What you have to do:
Line by line, copy the material below exactly as given.

Records:
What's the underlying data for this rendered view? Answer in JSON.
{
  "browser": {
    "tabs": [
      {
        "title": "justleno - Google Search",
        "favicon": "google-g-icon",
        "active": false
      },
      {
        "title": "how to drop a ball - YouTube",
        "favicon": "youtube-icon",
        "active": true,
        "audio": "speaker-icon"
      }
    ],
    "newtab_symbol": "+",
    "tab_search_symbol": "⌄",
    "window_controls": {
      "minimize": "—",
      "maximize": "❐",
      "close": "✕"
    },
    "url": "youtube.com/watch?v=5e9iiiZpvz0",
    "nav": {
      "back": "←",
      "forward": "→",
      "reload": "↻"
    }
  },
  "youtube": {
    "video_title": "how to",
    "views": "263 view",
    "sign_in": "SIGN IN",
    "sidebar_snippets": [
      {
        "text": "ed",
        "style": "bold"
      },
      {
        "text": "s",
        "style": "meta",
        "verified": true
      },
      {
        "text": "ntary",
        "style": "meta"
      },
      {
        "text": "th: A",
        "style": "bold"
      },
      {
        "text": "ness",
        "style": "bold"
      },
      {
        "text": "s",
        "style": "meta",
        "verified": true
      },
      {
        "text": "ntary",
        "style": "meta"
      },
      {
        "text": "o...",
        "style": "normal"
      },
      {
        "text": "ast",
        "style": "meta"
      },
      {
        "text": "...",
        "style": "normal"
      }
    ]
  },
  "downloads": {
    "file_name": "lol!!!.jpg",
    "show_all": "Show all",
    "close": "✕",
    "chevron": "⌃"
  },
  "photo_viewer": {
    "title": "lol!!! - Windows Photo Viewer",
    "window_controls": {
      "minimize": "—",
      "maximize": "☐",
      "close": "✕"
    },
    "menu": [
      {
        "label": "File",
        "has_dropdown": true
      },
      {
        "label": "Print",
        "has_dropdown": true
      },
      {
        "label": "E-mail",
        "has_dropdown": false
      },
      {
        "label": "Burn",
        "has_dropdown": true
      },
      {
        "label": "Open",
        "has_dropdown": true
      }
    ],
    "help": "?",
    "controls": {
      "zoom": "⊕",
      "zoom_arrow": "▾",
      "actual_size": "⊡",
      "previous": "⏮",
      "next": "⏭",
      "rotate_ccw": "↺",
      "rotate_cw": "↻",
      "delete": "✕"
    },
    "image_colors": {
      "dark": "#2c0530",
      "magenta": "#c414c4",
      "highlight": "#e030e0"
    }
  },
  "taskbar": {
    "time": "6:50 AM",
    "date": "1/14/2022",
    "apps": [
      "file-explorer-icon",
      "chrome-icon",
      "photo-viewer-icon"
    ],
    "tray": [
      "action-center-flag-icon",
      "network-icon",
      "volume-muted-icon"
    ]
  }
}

The completed task:
What's the underlying data for this rendered view? Answer in JSON.
{
  "browser": {
    "tabs": [
      {
        "title": "justleno - Google Search",
        "favicon": "google-g-icon",
        "active": false
      },
      {
        "title": "how to drop a ball - YouTube",
        "favicon": "youtube-icon",
        "active": true,
        "audio": "speaker-icon"
      }
    ],
    "newtab_symbol": "+",
    "tab_search_symbol": "⌄",
    "window_controls": {
      "minimize": "—",
      "maximize": "❐",
      "close": "✕"
    },
    "url": "youtube.com/watch?v=5e9iiiZpvz0",
    "nav": {
      "back": "←",
      "forward": "→",
      "reload": "↻"
    }
  },
  "youtube": {
    "video_title": "how to",
    "views": "263 view",
    "sign_in": "SIGN IN",
    "sidebar_snippets": [
      {
        "text": "ed",
        "style": "bold"
      },
      {
        "text": "s",
        "style": "meta",
        "verified": true
      },
      {
        "text": "ntary",
        "style": "meta"
      },
      {
        "text": "th: A",
        "style": "bold"
      },
      {
        "text": "ness",
        "style": "bold"
      },
      {
        "text": "s",
        "style": "meta",
        "verified": true
      },
      {
        "text": "ntary",
        "style": "meta"
      },
      {
        "text": "o...",
        "style": "normal"
      },
      {
        "text": "ast",
        "style": "meta"
      },
      {
        "text": "...",
        "style": "normal"
      }
    ]
  },
  "downloads": {
    "file_name": "lol!!!.jpg",
    "show_all": "Show all",
    "close": "✕",
    "chevron": "⌃"
  },
  "photo_viewer": {
    "title": "lol!!! - Windows Photo Viewer",
    "window_controls": {
      "minimize": "—",
      "maximize": "☐",
      "close": "✕"
    },
    "menu": [
      {
        "label": "File",
        "has_dropdown": true
      },
      {
        "label": "Print",
        "has_dropdown": true
      },
      {
        "label": "E-mail",
        "has_dropdown": false
      },
      {
        "label": "Burn",
        "has_dropdown": true
      },
      {
        "label": "Open",
        "has_dropdown": true
      }
    ],
    "help": "?",
    "controls": {
      "zoom": "⊕",
      "zoom_arrow": "▾",
      "actual_size": "⊡",
      "previous": "⏮",
      "next": "⏭",
      "rotate_ccw": "↺",
      "rotate_cw": "↻",
      "delete": "✕"
    },
    "image_colors": {
      "dark": "#2c0530",
      "magenta": "#c414c4",
      "highlight": "#e030e0"
    }
  },
  "taskbar": {
    "time": "6:50 AM",
    "date": "1/14/2022",
    "apps": [
      "file-explorer-icon",
      "chrome-icon",
      "photo-viewer-icon"
    ],
    "tray": [
      "action-center-flag-icon",
      "network-icon",
      "volume-muted-icon"
    ]
  }
}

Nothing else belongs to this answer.